— WORK REQUEST —
Apart from the images, the entire listing below must be restated word for word.

— DATA FOR THE TASK —
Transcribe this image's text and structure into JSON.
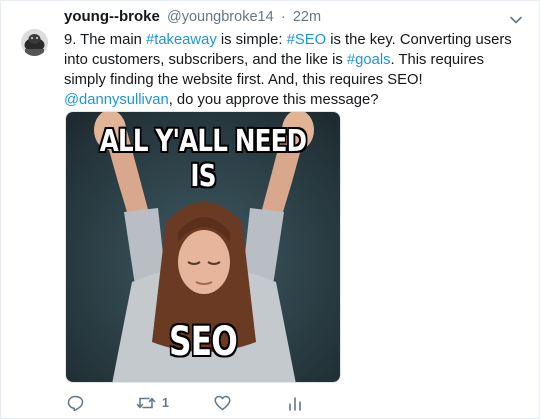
{
  "tweet": {
    "fullname": "young--broke",
    "handle": "@youngbroke14",
    "separator": "·",
    "time": "22m",
    "text_parts": [
      {
        "text": "9. The main ",
        "link": false
      },
      {
        "text": "#takeaway",
        "link": true
      },
      {
        "text": " is simple: ",
        "link": false
      },
      {
        "text": "#SEO",
        "link": true
      },
      {
        "text": " is the key. Converting users into customers, subscribers, and the like is ",
        "link": false
      },
      {
        "text": "#goals",
        "link": true
      },
      {
        "text": ". This requires simply finding the website first. And, this requires SEO! ",
        "link": false
      },
      {
        "text": "@dannysullivan",
        "link": true
      },
      {
        "text": ", do you approve this message?",
        "link": false
      }
    ],
    "meme": {
      "top_text": "ALL Y'ALL NEED IS",
      "bottom_text": "SEO"
    },
    "actions": {
      "reply_icon": "reply-icon",
      "retweet_icon": "retweet-icon",
      "retweet_count": "1",
      "like_icon": "heart-icon",
      "analytics_icon": "analytics-icon"
    }
  },
  "colors": {
    "link": "#1b95e0",
    "muted": "#657786",
    "text": "#14171a"
  }
}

— COMPLETED TASK —
Transcribe this image's text and structure into JSON.
{
  "tweet": {
    "fullname": "young--broke",
    "handle": "@youngbroke14",
    "separator": "·",
    "time": "22m",
    "text_parts": [
      {
        "text": "9. The main ",
        "link": false
      },
      {
        "text": "#takeaway",
        "link": true
      },
      {
        "text": " is simple: ",
        "link": false
      },
      {
        "text": "#SEO",
        "link": true
      },
      {
        "text": " is the key. Converting users into customers, subscribers, and the like is ",
        "link": false
      },
      {
        "text": "#goals",
        "link": true
      },
      {
        "text": ". This requires simply finding the website first. And, this requires SEO! ",
        "link": false
      },
      {
        "text": "@dannysullivan",
        "link": true
      },
      {
        "text": ", do you approve this message?",
        "link": false
      }
    ],
    "meme": {
      "top_text": "ALL Y'ALL NEED IS",
      "bottom_text": "SEO"
    },
    "actions": {
      "reply_icon": "reply-icon",
      "retweet_icon": "retweet-icon",
      "retweet_count": "1",
      "like_icon": "heart-icon",
      "analytics_icon": "analytics-icon"
    }
  },
  "colors": {
    "link": "#1b95e0",
    "muted": "#657786",
    "text": "#14171a"
  }
}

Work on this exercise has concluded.